**What to do**
Determine how many lines in these records hold "JSON". Only the number is wanted.

+++ Data for this task +++

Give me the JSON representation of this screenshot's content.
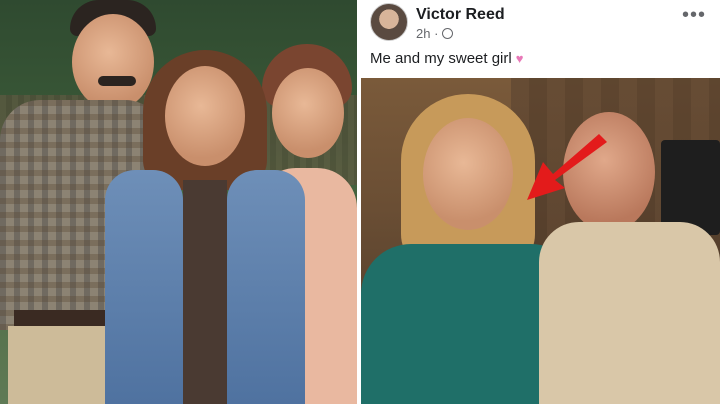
{
  "post": {
    "author_name": "Victor Reed",
    "time": "2h ·",
    "caption": "Me and my sweet girl",
    "caption_emoji": "♥",
    "more_icon": "•••"
  },
  "colors": {
    "arrow": "#e31b1b",
    "heart": "#e879b8"
  },
  "icons": {
    "privacy": "globe-icon",
    "more": "more-options-icon",
    "arrow": "red-arrow-icon"
  }
}
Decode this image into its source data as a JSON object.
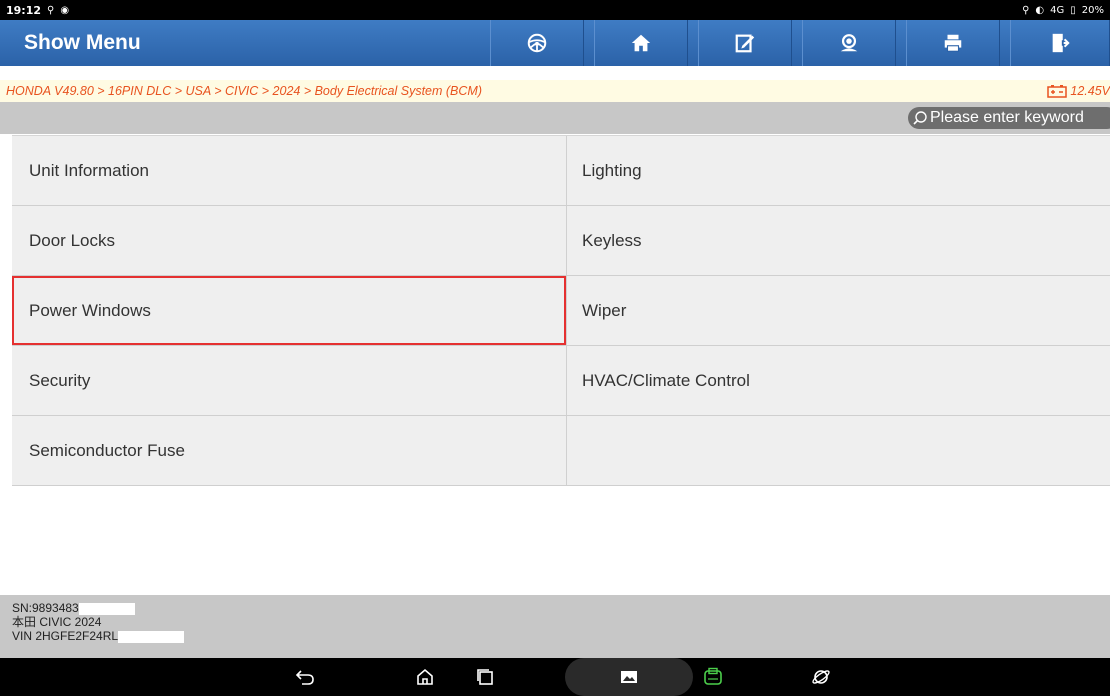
{
  "status": {
    "time": "19:12",
    "right_text": "4G",
    "battery": "20%"
  },
  "toolbar": {
    "title": "Show Menu",
    "buttons": [
      "steering-wheel-icon",
      "home-icon",
      "edit-icon",
      "support-icon",
      "print-icon",
      "exit-icon"
    ]
  },
  "breadcrumb": {
    "path": "HONDA V49.80 > 16PIN DLC > USA > CIVIC > 2024 > Body Electrical System (BCM)",
    "voltage": "12.45V"
  },
  "search": {
    "placeholder": "Please enter keyword"
  },
  "menu": {
    "rows": [
      [
        "Unit Information",
        "Lighting"
      ],
      [
        "Door Locks",
        "Keyless"
      ],
      [
        "Power Windows",
        "Wiper"
      ],
      [
        "Security",
        "HVAC/Climate Control"
      ],
      [
        "Semiconductor Fuse",
        ""
      ]
    ],
    "highlighted": "Power Windows"
  },
  "info": {
    "sn": "SN:9893483",
    "model": "本田 CIVIC 2024",
    "vin": "VIN 2HGFE2F24RL"
  },
  "colors": {
    "toolbar": "#2b62a8",
    "breadcrumb_text": "#e8531f",
    "highlight": "#e53030"
  }
}
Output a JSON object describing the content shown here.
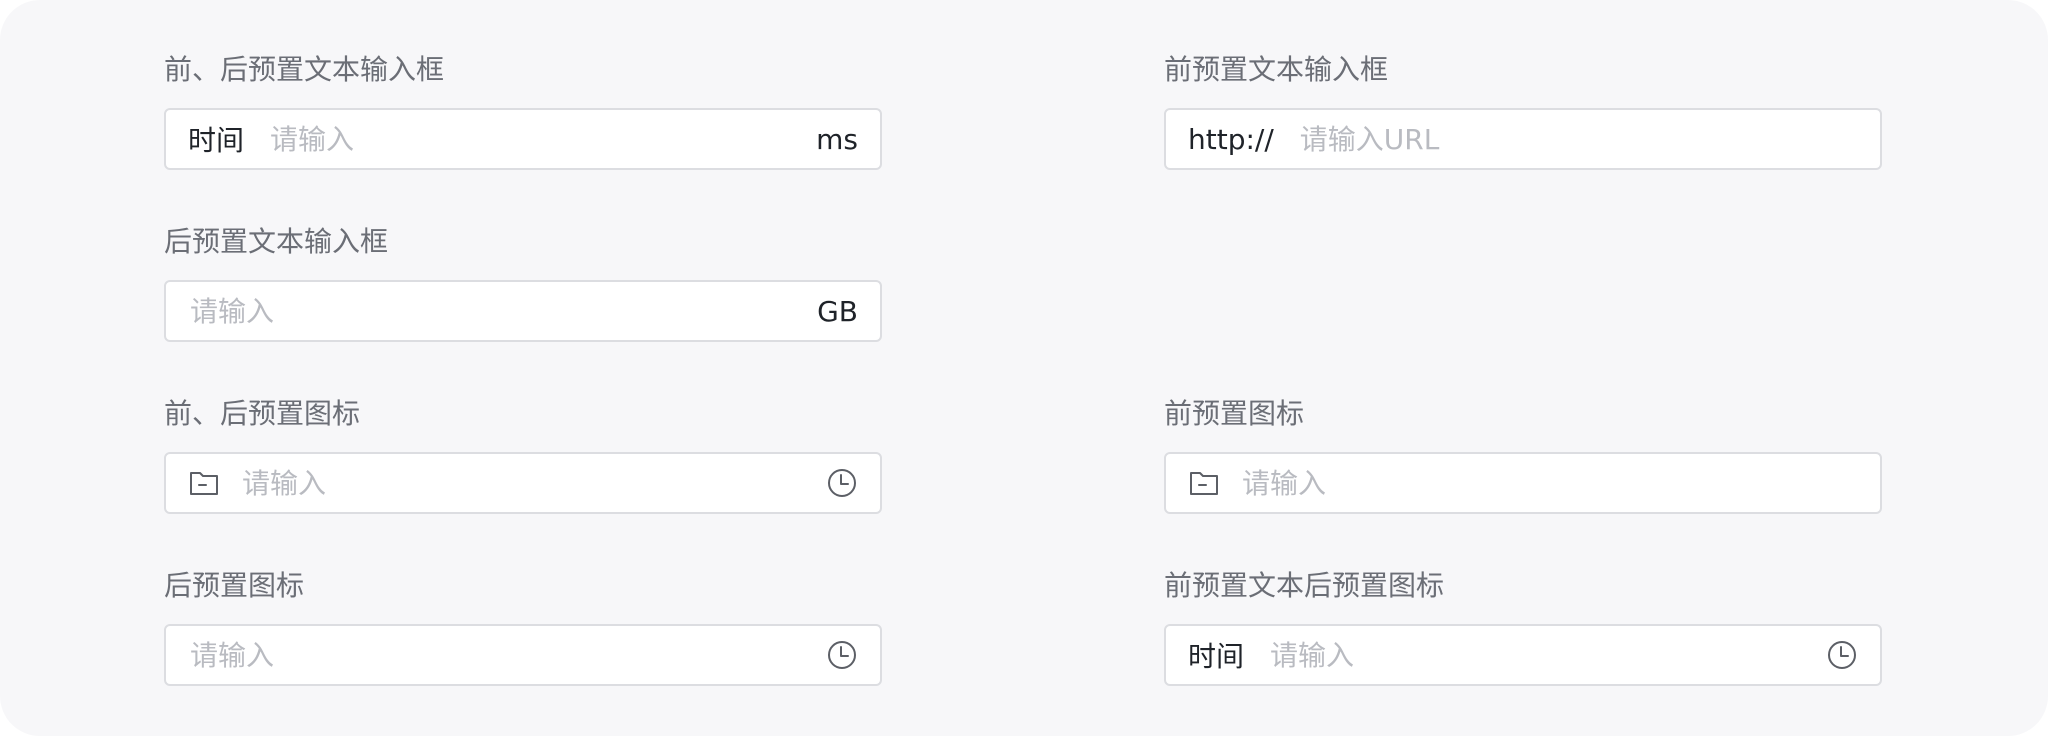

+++

**Answer to this task**
3